The problem: For this item, repeat the material exactly while omitting its pictures.

▼

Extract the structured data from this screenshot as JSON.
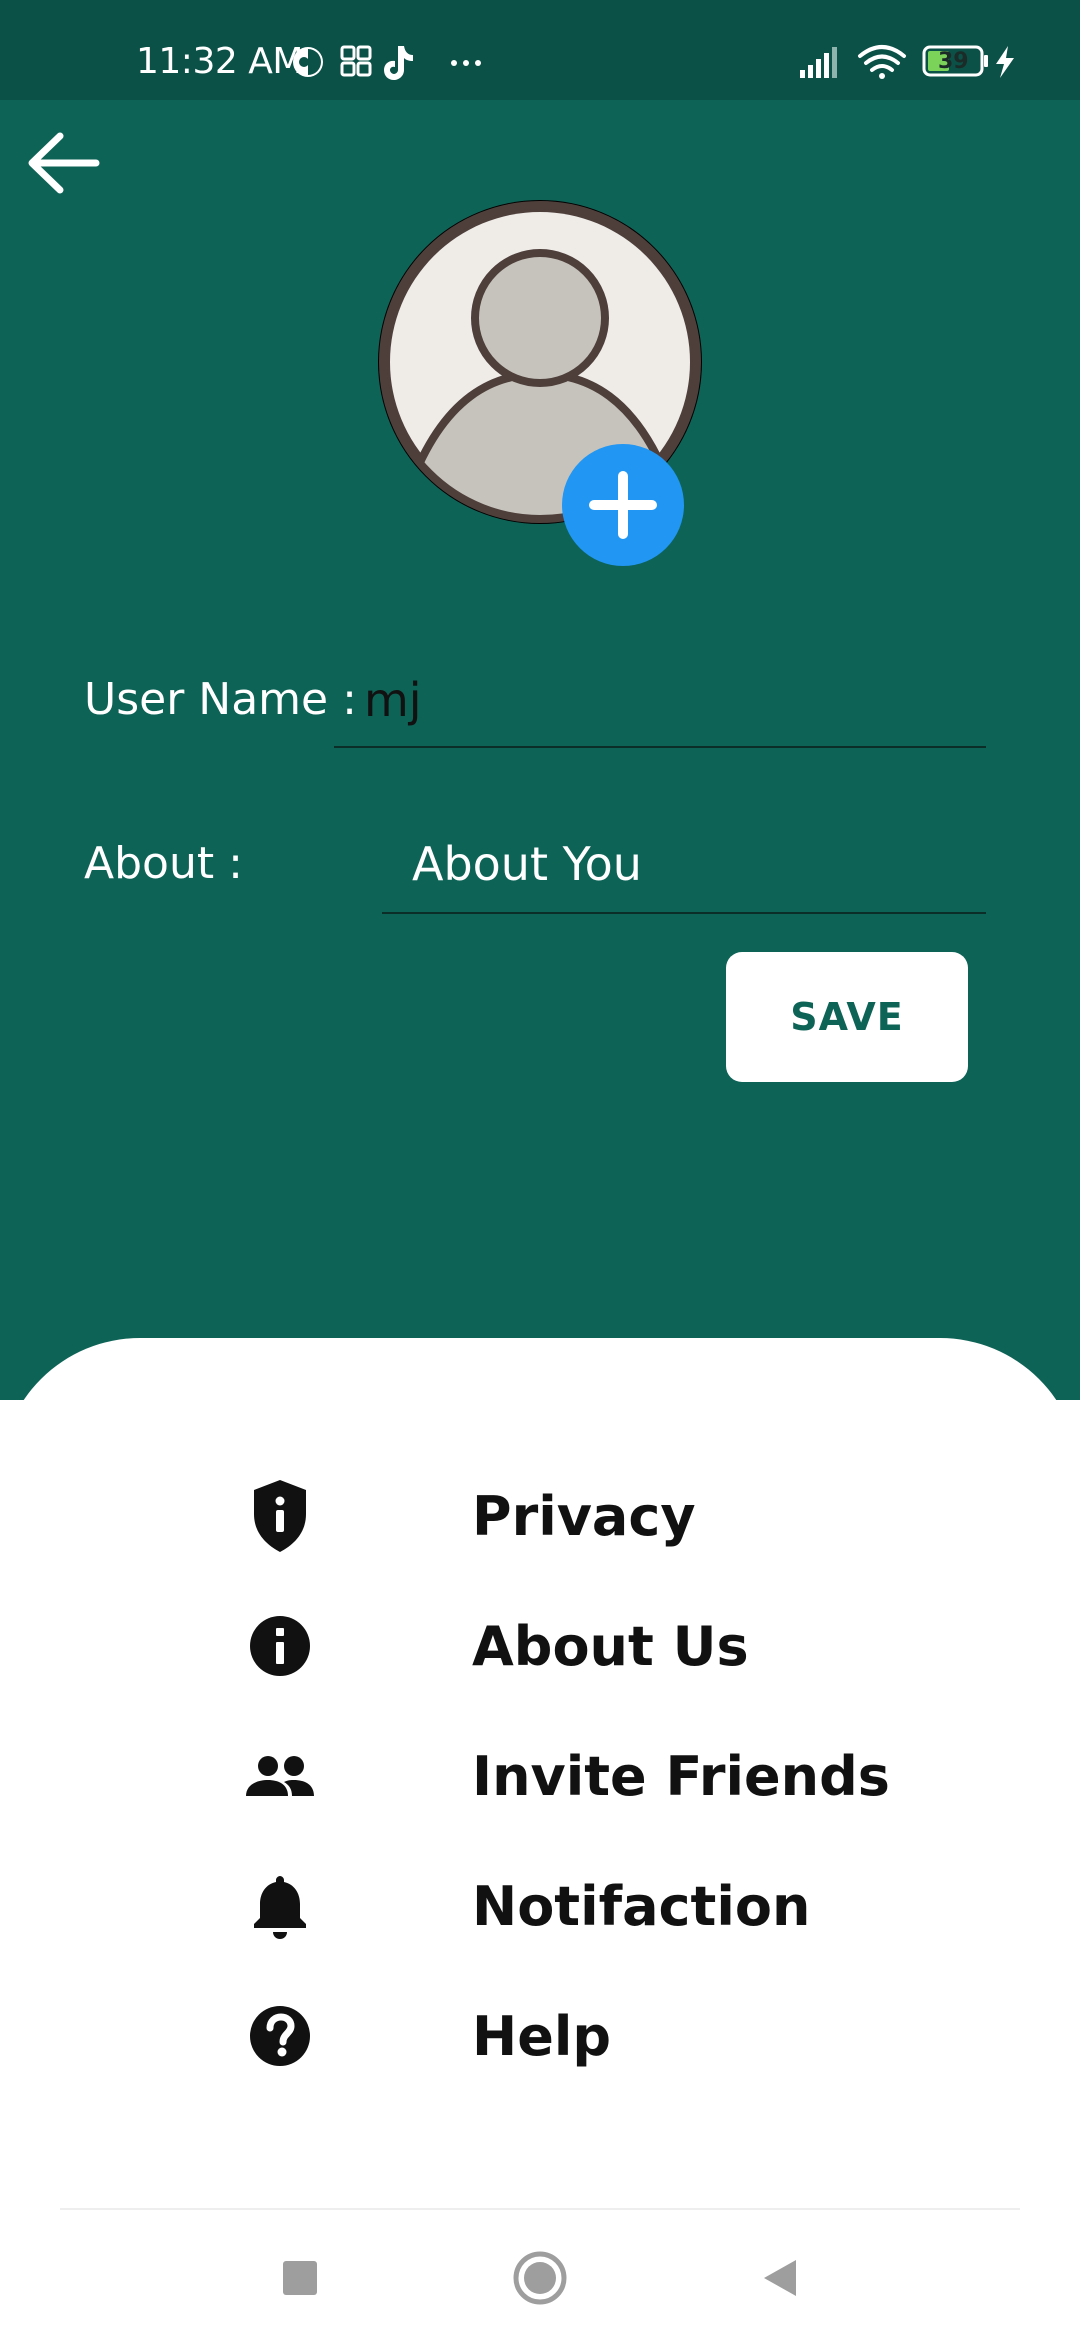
{
  "status_bar": {
    "time": "11:32 AM",
    "battery_level": "39",
    "icons": [
      "app-icon",
      "grid-icon",
      "tiktok-icon",
      "more-dots-icon",
      "signal-icon",
      "wifi-icon",
      "battery-icon",
      "charging-icon"
    ]
  },
  "profile": {
    "back_icon": "arrow-left-icon",
    "avatar_icon": "person-icon",
    "add_photo_icon": "plus-icon",
    "user_name_label": "User Name :",
    "user_name_value": "mj",
    "about_label": "About :",
    "about_placeholder": "About You",
    "save_label": "SAVE"
  },
  "menu": {
    "items": [
      {
        "label": "Privacy",
        "icon": "shield-icon"
      },
      {
        "label": "About Us",
        "icon": "info-icon"
      },
      {
        "label": "Invite Friends",
        "icon": "people-icon"
      },
      {
        "label": "Notifaction",
        "icon": "bell-icon"
      },
      {
        "label": "Help",
        "icon": "help-icon"
      }
    ]
  },
  "nav_bar": {
    "buttons": [
      "recents-icon",
      "home-icon",
      "back-triangle-icon"
    ]
  },
  "colors": {
    "primary": "#0e6357",
    "status_bar": "#0b5147",
    "accent": "#2196f3",
    "surface": "#ffffff"
  }
}
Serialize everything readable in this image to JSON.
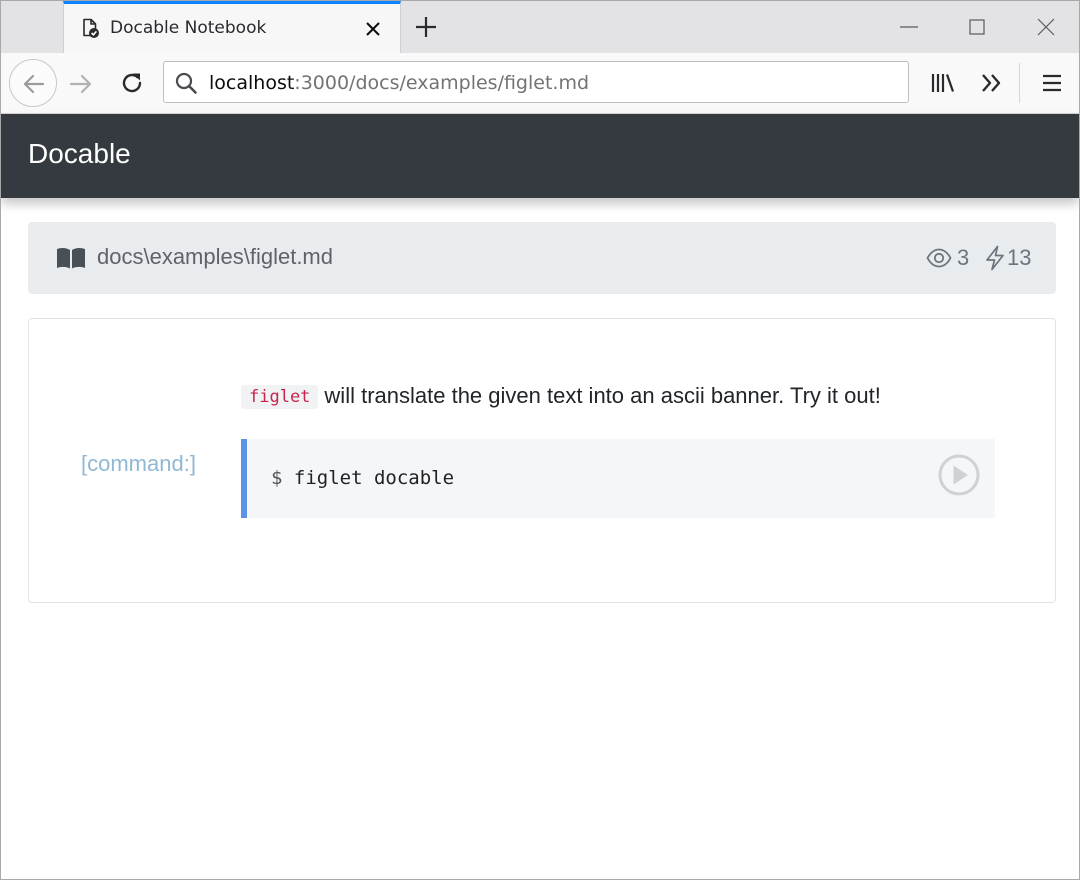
{
  "browser": {
    "tab_title": "Docable Notebook",
    "url_host": "localhost",
    "url_rest": ":3000/docs/examples/figlet.md"
  },
  "app": {
    "brand": "Docable"
  },
  "breadcrumb": {
    "path": "docs\\examples\\figlet.md",
    "views": "3",
    "runs": "13"
  },
  "content": {
    "inline_code": "figlet",
    "paragraph_rest": "will translate the given text into an ascii banner. Try it out!",
    "cell_label": "[command:]",
    "command_prompt": "$",
    "command": "figlet docable"
  },
  "colors": {
    "header_bg": "#343a40",
    "tab_accent": "#0a84ff",
    "code_accent": "#5b93e6",
    "cell_label": "#8fb8d4",
    "inline_code": "#c7254e"
  },
  "icons": {
    "tab": "page-check-icon",
    "breadcrumb": "open-book-icon",
    "views": "eye-icon",
    "runs": "lightning-icon",
    "run": "play-circle-icon"
  }
}
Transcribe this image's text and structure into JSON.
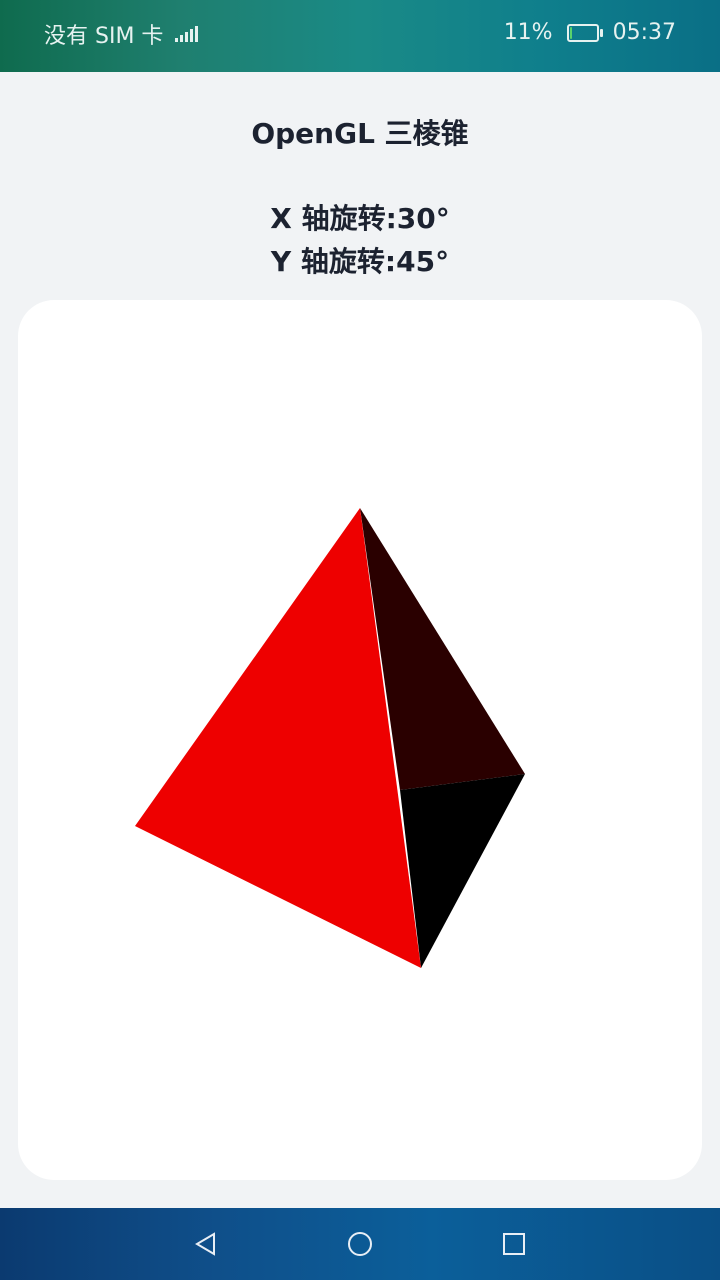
{
  "status_bar": {
    "carrier": "没有 SIM 卡",
    "battery_percent_text": "11%",
    "battery_level": 0.11,
    "time": "05:37",
    "icons": [
      "signal-icon",
      "battery-icon"
    ]
  },
  "header": {
    "title": "OpenGL 三棱锥"
  },
  "rotation": {
    "x_text": "X 轴旋转:30°",
    "y_text": "Y 轴旋转:45°"
  },
  "scene": {
    "object": "triangular-pyramid",
    "colors": {
      "front_face": "#ee0000",
      "right_face": "#2a0000",
      "bottom_face": "#000000",
      "card_background": "#ffffff"
    }
  },
  "nav_bar": {
    "buttons": [
      "back-icon",
      "home-icon",
      "recents-icon"
    ]
  }
}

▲

Result of this task:
Extract the structured data from this screenshot as JSON.
{
  "status_bar": {
    "time": "11:32 AM",
    "battery_level": "39",
    "icons": [
      "app-icon",
      "grid-icon",
      "tiktok-icon",
      "more-dots-icon",
      "signal-icon",
      "wifi-icon",
      "battery-icon",
      "charging-icon"
    ]
  },
  "profile": {
    "back_icon": "arrow-left-icon",
    "avatar_icon": "person-icon",
    "add_photo_icon": "plus-icon",
    "user_name_label": "User Name :",
    "user_name_value": "mj",
    "about_label": "About :",
    "about_placeholder": "About You",
    "save_label": "SAVE"
  },
  "menu": {
    "items": [
      {
        "label": "Privacy",
        "icon": "shield-icon"
      },
      {
        "label": "About Us",
        "icon": "info-icon"
      },
      {
        "label": "Invite Friends",
        "icon": "people-icon"
      },
      {
        "label": "Notifaction",
        "icon": "bell-icon"
      },
      {
        "label": "Help",
        "icon": "help-icon"
      }
    ]
  },
  "nav_bar": {
    "buttons": [
      "recents-icon",
      "home-icon",
      "back-triangle-icon"
    ]
  },
  "colors": {
    "primary": "#0e6357",
    "status_bar": "#0b5147",
    "accent": "#2196f3",
    "surface": "#ffffff"
  }
}
Serialize everything readable in this image to JSON.
{
  "browser": {
    "tab_title": "Docable Notebook",
    "url_host": "localhost",
    "url_rest": ":3000/docs/examples/figlet.md"
  },
  "app": {
    "brand": "Docable"
  },
  "breadcrumb": {
    "path": "docs\\examples\\figlet.md",
    "views": "3",
    "runs": "13"
  },
  "content": {
    "inline_code": "figlet",
    "paragraph_rest": "will translate the given text into an ascii banner. Try it out!",
    "cell_label": "[command:]",
    "command_prompt": "$",
    "command": "figlet docable"
  },
  "colors": {
    "header_bg": "#343a40",
    "tab_accent": "#0a84ff",
    "code_accent": "#5b93e6",
    "cell_label": "#8fb8d4",
    "inline_code": "#c7254e"
  },
  "icons": {
    "tab": "page-check-icon",
    "breadcrumb": "open-book-icon",
    "views": "eye-icon",
    "runs": "lightning-icon",
    "run": "play-circle-icon"
  }
}
Transcribe this image's text and structure into JSON.
{
  "status_bar": {
    "carrier": "没有 SIM 卡",
    "battery_percent_text": "11%",
    "battery_level": 0.11,
    "time": "05:37",
    "icons": [
      "signal-icon",
      "battery-icon"
    ]
  },
  "header": {
    "title": "OpenGL 三棱锥"
  },
  "rotation": {
    "x_text": "X 轴旋转:30°",
    "y_text": "Y 轴旋转:45°"
  },
  "scene": {
    "object": "triangular-pyramid",
    "colors": {
      "front_face": "#ee0000",
      "right_face": "#2a0000",
      "bottom_face": "#000000",
      "card_background": "#ffffff"
    }
  },
  "nav_bar": {
    "buttons": [
      "back-icon",
      "home-icon",
      "recents-icon"
    ]
  }
}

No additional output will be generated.